’s next presidential election due in 2008. Armenia
“At the moment I am concentrating on my work,” he said in an interview published in the September edition of the French-Armenian magazine “Nouvelles d’Armenie.” “I know that I still have things to do in this country, and I would like to continue my work.”
Oskanian made similar comments in July, responding to reports that he is harboring presidential ambitions and may therefore become actively involved in Armenian politics. The Armenian press has since been awash with rumors that he is now President Robert Kocharian’s preferred successor and might be backed by the Prosperous Armenia party of pro-Kocharian tycoon Gagik Tsarukian for that purpose.
Oskanian’s passionate speech at a recent conference of the Armenian Revolutionary Federation (Dashnaktsutyun) sparked speculation that he is courting the pro-Kocharian nationalist party to back his possible presidential bid. Lragir.am, an online news service, claimed that Dashnaktsutyun is not averse to doing that.
This is very interesting. If the ARF-Dashnaktsutyun agrees to back Oskanian, who is a fellow Armenian diasporan, the foreign minister will also drastically gain the support of the international Armenian community, as the ARF still has a considerable amount of influence in virtually all colonies around the globe. Never mind the fact that Oskanian is fairly respected in the diaspora anyway. Although the ARF has discussed the possibility of introducing its own candidate in the 2008 presidential elections, this notion is a bit far-fetched, since the political party has lost touch with the people, although it refuses to understand this. It’s slogan last year to apparently win public support was “We’re 115 years old.” I doubt very many people cared about that, and people I have spoken with are generally disappointed in the ARF, especially with its position in the pro-Kocharian coalition, including myself.
But the ARF is not unique in the fact that for the most party political parties whose members hold governmental positions do not look after or reach out to their constituents. They instead tend to their own ambitions and business interests—this is clearly a fact when you study the news from the last six years especially and realize that most if not all Armenian politicians have lucrative businesses on the side. The people’s interests should be met first—this is a golden rule in any democracy, but that is not yet the case in

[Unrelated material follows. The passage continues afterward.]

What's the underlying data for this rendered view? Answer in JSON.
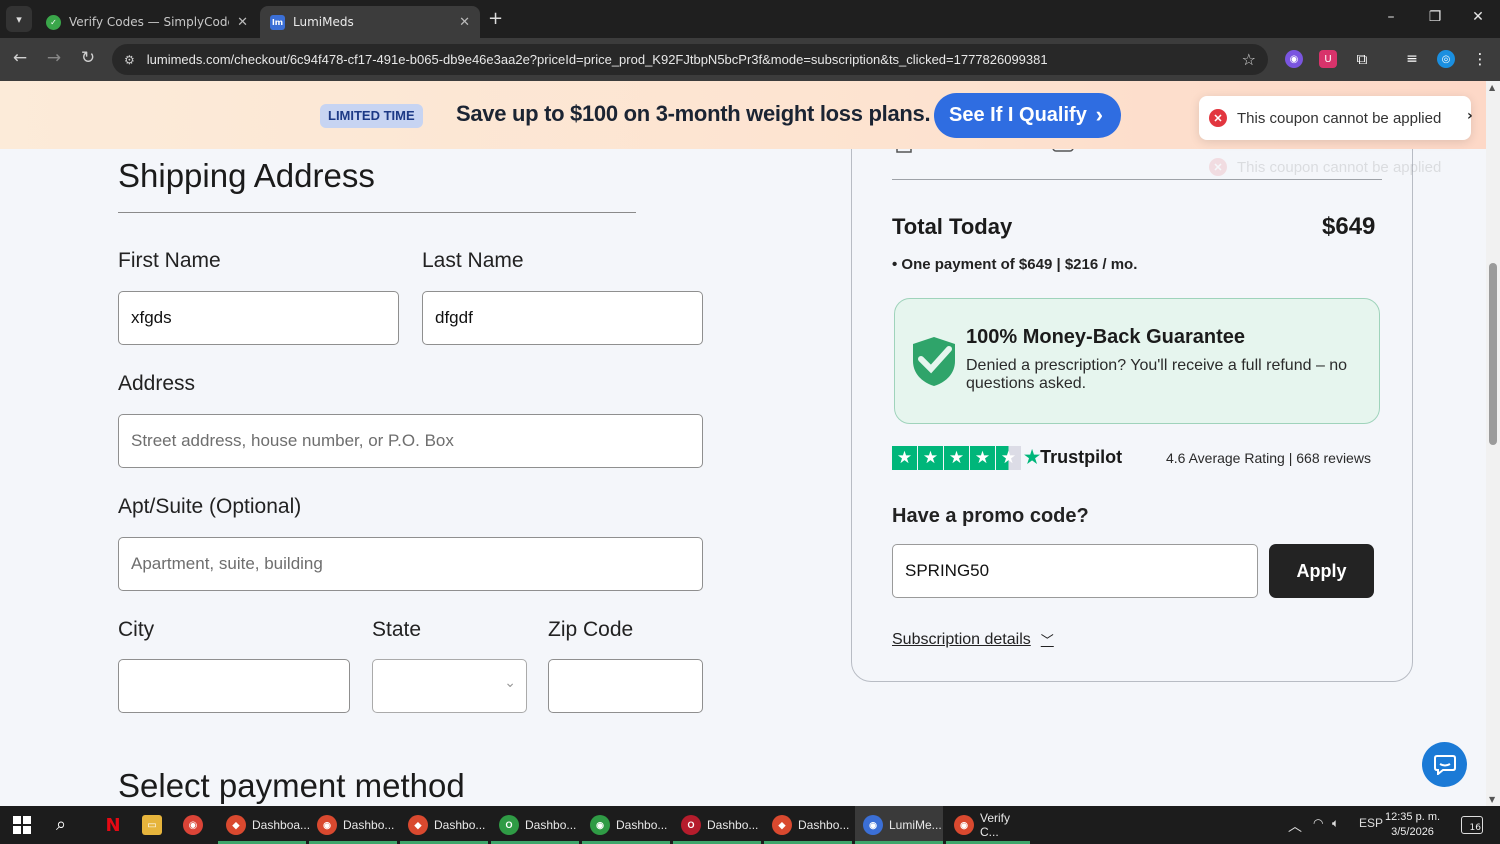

However, Oskanian running for president may not necessarily be good news given the fact that potential backing party Prosperous Armenia is comprised of a bunch of wealthy thugs or arguably well-to-do pseudo-intellectuals. It will mean that Oskanian once elected will be pressured to give preferential treatment and support to private interests as Kocharian has been doing already, rather than put the general public’s concerns first and foremost. In other words, things may remain status quo.
But then again, you never know with Armenian politics. Things change rather quickly—party views, party representation in government, side-switching, and so forth. I for one am still waiting for yet another fellow diasporan, Raffi Hovannisian, to start make a lot of noise and shake things up in this country instead of crying about being locked out of his party offices and thus the nation being essentially undemocratic. We know that, but what he’s going to try to do to foster real democracy—that is, what the international community generally perceives as being democracy—remains to be seen. Interesting times in